> **Instructions to follow**:
Copy each line of the records that includes "clipboard".

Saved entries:
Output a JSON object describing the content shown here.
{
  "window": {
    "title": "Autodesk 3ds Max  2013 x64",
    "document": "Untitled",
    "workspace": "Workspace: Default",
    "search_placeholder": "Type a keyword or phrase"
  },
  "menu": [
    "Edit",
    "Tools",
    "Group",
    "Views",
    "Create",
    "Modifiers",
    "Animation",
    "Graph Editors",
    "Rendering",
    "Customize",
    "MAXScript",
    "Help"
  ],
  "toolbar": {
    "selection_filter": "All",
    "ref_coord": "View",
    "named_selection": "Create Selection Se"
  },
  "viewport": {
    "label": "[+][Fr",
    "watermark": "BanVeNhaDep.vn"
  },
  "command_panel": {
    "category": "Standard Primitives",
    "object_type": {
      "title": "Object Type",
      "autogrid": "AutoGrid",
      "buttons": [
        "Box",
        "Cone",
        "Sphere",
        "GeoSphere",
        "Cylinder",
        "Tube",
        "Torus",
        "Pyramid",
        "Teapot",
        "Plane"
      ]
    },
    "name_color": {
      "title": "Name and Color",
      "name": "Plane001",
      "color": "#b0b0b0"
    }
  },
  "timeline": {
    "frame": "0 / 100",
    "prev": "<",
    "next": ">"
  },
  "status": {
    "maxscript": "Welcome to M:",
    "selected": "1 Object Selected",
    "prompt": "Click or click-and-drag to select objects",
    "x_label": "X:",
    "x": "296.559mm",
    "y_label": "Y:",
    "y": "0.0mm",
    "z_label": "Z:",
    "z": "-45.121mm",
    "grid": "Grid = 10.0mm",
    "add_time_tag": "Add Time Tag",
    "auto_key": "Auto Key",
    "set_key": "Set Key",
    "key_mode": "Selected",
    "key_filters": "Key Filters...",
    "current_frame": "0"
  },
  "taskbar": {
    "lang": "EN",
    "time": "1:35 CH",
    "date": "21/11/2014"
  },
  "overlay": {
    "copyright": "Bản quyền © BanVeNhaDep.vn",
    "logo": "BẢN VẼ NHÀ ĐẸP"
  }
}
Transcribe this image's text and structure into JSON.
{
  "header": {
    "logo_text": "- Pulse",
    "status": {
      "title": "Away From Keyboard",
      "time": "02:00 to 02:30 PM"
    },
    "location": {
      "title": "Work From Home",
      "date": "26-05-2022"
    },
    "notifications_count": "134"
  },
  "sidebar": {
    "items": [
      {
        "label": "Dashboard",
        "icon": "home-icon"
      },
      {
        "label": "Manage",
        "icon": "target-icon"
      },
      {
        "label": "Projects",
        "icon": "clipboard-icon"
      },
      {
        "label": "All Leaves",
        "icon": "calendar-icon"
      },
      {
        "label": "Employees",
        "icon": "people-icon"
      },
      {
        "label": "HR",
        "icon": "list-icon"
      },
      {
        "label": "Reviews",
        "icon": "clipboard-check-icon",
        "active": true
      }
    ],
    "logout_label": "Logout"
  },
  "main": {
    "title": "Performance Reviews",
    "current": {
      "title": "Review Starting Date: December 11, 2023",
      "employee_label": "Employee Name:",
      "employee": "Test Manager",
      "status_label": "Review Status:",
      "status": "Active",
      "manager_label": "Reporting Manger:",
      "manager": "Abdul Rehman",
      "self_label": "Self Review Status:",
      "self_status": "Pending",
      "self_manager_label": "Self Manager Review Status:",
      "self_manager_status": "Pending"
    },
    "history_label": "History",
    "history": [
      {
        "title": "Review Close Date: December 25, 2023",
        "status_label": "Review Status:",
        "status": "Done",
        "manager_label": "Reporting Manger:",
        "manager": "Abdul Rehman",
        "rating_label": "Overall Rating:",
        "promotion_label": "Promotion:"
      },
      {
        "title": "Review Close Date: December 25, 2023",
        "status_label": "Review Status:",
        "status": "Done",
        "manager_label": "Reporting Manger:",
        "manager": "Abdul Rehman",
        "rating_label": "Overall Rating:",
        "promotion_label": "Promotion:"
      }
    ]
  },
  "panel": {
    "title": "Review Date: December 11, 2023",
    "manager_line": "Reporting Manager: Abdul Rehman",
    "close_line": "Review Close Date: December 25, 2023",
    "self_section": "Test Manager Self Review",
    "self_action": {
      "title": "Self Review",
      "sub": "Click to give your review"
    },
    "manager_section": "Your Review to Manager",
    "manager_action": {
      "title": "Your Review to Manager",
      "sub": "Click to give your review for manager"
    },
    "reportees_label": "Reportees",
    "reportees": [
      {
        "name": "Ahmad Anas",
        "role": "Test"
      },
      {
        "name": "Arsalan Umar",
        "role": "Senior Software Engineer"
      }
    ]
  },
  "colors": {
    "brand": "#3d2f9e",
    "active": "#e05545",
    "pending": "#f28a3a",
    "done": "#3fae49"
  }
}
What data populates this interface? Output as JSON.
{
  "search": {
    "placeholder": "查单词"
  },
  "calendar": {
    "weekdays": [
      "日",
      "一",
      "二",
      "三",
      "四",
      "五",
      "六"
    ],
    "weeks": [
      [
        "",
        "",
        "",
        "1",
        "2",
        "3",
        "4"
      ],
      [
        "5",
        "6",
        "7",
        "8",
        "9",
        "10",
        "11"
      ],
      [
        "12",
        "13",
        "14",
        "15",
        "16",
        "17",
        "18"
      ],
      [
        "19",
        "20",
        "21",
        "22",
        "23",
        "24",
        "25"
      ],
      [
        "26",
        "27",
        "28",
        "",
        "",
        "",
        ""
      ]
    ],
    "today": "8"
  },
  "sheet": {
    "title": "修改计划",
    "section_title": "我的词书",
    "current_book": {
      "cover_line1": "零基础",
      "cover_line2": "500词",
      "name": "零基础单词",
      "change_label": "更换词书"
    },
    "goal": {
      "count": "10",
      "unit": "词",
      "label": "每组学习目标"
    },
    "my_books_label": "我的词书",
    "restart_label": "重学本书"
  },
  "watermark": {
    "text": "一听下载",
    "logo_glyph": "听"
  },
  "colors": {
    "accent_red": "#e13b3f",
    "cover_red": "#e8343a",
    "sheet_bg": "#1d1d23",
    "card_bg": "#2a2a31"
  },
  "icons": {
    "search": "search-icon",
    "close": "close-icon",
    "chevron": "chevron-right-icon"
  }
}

> **Output below**:
        "icon": "clipboard-icon"
        "icon": "clipboard-check-icon",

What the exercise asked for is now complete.